Does your wife cut your hair? You don’t have to answer, because I can see she buys your clothes. I push more food into my mouth, without regard for enjoyment of what I put in there. I eat for strength and the stamina to outlast my foes. You seem to sense this as you open a wet-nap packet (you brought that as well), dab at your buttery visage, and then impale another ear of corn. It becomes clear to me I must focus. Protein is for winners. I stab at some ribs — the ones on my plate. Your time will come soon enough, my unworthy adversary.
When you arrived this afternoon — your wife all a-bristle like a battleship, progeny like salamanders scampering around your feet — my hopes for a day of food and fun were scraped into the trashcan downwind of our table. Everyone else brought a covered dish to share, but you threw down an open, half-eaten bag of potato chips. Your youngest brat grinned greasily. You packed your tanned cheeks with my homemade rumaki and stuffed more of it into your pockets “for later.” I wanted to smash you with a croquet mallet and induce your face to resemble a shattered bowl of salsa.
Condensation from the iced tea pitcher drips into my sandal and saturates my sock, hustling me back to the present. Inexplicably our wives sit together, their hair interlocked in a cat’s cradle of collusion. They whisper and giggle, pausing only to cast disapproving glares at the two of us. Abandoned plumbing repairs, broken tools, overdone steaks, poorly cut-in trim painting, stained briefs — what good to me are your secret failures if my own are revealed? I am betrayed. Likewise, I will not permit myself to be cast as the villain in my life’s own play. This ends now.
I rip asunder three of those little single-servings of black pepper and sprinkle the contents onto your corn. One, two, three. The once-golden ear now looks as if you rolled it in cigar ashes. You stand up, unbutton your Tommy Hilfiger blue chambray, and fold it over a chair. I can see you’ve been working out. The woman I married wolf-whistles. I peel off my Hanes Beefy-T Crewneck and toss it to the ground. Sunlight reflected from my pale jiggly flesh forces witnesses to blink. Your eager smirk sags into a kernel-studded snarl, which devolves into a mask of stark fear and doubt.

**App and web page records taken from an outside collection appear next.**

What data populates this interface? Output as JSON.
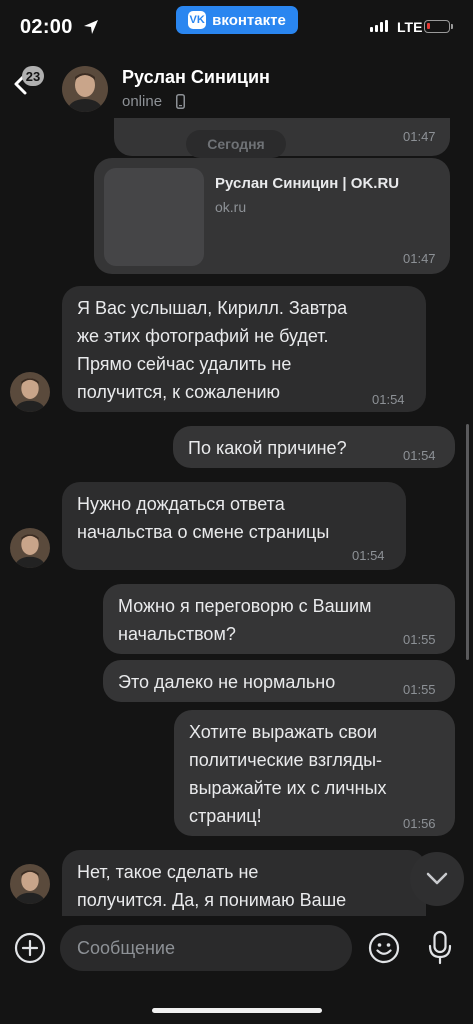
{
  "status_bar": {
    "time": "02:00",
    "app_pill": "вконтакте",
    "app_logo": "VK",
    "network": "LTE",
    "battery_level": 0.15
  },
  "header": {
    "unread_count": "23",
    "name": "Руслан Синицин",
    "status": "online",
    "status_icon": "phone-icon"
  },
  "chat": {
    "first_time": "01:47",
    "date_divider": "Сегодня",
    "link_card": {
      "title": "Руслан Синицин | OK.RU",
      "domain": "ok.ru",
      "time": "01:47"
    },
    "messages": [
      {
        "direction": "in",
        "text": "Я Вас услышал, Кирилл. Завтра\nже этих фотографий не будет.\nПрямо сейчас удалить не\nполучится, к сожалению",
        "time": "01:54"
      },
      {
        "direction": "out",
        "text": "По какой причине?",
        "time": "01:54"
      },
      {
        "direction": "in",
        "text": "Нужно дождаться ответа\nначальства о смене страницы",
        "time": "01:54"
      },
      {
        "direction": "out",
        "text": "Можно я переговорю с Вашим\nначальством?",
        "time": "01:55"
      },
      {
        "direction": "out",
        "text": "Это далеко не нормально",
        "time": "01:55"
      },
      {
        "direction": "out",
        "text": "Хотите выражать свои\nполитические взгляды-\nвыражайте их с личных\nстраниц!",
        "time": "01:56"
      },
      {
        "direction": "in",
        "text": "Нет, такое сделать не\nполучится. Да, я понимаю Ваше",
        "time": ""
      }
    ]
  },
  "composer": {
    "placeholder": "Сообщение"
  },
  "colors": {
    "background": "#141414",
    "bubble_in": "#2d2d2e",
    "bubble_out": "#353536",
    "accent": "#2a86f0",
    "battery_low": "#e53935"
  }
}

Yes, you’ve gazed deeper into my eyes, in which your demise plays out as surely as one of those drunk-driving videos we watched in health class our senior year. I smack taut pigskin. Lava-hot needles sting my hand but I barely wince.
Flag football: family-friendly fun, or blood sport of modern gladiators? For the first time in your life, you’re about to understand something.
Moreover, I can win this.